The data:
'''

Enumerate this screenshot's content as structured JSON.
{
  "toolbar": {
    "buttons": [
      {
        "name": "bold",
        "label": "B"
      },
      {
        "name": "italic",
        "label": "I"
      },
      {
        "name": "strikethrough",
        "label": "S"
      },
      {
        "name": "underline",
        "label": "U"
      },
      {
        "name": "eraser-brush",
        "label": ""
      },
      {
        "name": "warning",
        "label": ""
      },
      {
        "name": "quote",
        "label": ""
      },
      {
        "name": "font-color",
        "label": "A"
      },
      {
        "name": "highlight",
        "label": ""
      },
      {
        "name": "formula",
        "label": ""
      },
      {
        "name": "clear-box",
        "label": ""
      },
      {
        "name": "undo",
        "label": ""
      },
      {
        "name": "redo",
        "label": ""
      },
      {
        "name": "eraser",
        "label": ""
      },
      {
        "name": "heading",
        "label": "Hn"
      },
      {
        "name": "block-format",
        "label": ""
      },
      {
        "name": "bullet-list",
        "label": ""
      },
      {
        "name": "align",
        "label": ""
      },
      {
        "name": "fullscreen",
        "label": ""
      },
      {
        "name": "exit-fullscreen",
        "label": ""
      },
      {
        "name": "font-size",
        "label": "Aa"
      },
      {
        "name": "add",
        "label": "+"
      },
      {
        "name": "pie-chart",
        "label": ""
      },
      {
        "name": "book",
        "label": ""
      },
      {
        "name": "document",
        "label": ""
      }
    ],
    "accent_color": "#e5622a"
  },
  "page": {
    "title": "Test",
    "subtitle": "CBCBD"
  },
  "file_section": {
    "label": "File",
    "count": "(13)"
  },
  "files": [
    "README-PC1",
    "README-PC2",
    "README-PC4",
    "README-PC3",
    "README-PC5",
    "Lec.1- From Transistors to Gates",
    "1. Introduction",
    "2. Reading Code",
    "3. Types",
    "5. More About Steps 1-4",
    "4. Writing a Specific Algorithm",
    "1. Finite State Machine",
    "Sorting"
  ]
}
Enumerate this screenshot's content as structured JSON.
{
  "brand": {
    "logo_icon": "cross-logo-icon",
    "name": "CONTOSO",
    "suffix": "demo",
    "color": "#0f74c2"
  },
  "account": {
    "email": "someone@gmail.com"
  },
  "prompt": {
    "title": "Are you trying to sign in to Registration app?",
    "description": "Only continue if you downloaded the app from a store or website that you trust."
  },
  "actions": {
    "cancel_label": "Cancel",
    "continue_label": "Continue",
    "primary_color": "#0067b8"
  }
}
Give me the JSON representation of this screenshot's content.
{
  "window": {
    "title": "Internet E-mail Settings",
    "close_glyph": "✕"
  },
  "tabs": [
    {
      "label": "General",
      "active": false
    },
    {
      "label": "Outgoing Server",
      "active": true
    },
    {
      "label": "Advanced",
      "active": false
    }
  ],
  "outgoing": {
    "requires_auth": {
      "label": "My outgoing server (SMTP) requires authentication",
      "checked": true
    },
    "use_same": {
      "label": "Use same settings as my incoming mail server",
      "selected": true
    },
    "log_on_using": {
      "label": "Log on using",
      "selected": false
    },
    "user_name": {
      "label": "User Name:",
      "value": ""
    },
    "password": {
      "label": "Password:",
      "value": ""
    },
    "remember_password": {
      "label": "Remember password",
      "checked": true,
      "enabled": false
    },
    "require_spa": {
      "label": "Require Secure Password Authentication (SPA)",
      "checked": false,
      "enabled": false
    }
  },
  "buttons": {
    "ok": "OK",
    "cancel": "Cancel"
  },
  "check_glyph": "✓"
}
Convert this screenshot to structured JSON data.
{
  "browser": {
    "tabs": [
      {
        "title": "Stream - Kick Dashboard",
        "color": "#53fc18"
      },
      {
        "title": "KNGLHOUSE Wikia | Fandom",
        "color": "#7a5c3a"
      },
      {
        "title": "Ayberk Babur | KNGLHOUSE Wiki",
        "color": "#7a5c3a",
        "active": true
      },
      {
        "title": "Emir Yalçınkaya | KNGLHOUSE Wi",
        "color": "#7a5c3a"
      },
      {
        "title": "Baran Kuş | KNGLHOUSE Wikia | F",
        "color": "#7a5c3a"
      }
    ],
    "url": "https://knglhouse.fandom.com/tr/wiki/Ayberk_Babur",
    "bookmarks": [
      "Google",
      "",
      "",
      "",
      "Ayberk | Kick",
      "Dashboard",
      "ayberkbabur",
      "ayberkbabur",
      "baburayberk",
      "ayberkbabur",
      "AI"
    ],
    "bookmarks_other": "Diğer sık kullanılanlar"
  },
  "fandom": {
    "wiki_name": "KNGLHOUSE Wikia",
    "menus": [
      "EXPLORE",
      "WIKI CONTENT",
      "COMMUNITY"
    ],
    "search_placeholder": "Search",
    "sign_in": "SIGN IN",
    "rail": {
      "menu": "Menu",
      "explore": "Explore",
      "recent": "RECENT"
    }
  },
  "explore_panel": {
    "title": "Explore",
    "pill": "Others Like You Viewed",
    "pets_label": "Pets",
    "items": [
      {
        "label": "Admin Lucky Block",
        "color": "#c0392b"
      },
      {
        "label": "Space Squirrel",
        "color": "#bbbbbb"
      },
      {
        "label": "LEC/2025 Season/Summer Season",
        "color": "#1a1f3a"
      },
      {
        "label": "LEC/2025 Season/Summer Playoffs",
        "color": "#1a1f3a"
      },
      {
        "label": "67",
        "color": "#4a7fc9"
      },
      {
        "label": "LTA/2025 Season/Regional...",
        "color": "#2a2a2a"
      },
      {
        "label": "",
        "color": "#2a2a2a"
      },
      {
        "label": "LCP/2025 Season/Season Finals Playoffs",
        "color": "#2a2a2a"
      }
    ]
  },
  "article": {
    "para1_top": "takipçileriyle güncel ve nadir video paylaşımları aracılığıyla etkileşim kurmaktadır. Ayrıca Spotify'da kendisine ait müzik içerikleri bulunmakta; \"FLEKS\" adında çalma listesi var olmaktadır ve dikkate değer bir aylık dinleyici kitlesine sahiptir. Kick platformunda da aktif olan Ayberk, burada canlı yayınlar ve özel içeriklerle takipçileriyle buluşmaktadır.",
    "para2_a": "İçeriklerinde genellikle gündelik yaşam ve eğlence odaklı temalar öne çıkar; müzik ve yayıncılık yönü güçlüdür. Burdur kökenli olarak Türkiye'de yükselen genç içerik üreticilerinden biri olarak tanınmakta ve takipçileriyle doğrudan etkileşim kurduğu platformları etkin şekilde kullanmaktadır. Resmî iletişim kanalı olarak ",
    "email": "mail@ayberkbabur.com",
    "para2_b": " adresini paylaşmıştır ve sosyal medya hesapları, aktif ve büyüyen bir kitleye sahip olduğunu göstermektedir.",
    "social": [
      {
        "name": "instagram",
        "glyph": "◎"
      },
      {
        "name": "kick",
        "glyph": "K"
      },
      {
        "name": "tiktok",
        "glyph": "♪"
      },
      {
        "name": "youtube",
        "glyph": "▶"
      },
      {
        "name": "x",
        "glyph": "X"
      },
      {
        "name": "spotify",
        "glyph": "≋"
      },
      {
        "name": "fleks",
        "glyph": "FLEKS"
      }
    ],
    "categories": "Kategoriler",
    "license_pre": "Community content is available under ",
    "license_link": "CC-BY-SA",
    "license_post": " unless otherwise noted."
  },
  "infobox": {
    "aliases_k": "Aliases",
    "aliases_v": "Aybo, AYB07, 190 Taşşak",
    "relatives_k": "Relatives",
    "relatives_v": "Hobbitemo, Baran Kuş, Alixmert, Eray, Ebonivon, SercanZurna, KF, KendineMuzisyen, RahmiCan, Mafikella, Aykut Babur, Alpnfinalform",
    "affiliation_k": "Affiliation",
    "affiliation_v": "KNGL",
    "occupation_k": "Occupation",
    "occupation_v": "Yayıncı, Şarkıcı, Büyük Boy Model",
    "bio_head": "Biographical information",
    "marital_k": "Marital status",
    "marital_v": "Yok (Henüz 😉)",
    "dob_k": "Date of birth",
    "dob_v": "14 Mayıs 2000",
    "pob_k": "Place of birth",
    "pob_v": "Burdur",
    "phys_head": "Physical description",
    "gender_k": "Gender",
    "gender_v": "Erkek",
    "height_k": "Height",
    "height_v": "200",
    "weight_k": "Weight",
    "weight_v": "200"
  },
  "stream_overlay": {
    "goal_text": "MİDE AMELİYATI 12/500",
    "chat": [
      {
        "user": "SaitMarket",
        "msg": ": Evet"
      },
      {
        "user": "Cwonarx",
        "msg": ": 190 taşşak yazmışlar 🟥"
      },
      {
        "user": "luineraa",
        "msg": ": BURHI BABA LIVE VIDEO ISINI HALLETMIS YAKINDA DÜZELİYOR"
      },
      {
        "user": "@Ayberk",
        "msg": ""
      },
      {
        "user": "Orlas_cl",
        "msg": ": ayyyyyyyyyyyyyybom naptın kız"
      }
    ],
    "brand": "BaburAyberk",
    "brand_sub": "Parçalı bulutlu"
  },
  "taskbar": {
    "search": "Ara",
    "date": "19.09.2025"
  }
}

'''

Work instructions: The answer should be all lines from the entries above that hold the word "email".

Exercise output:
    "email": "someone@gmail.com"
    "email": "mail@ayberkbabur.com",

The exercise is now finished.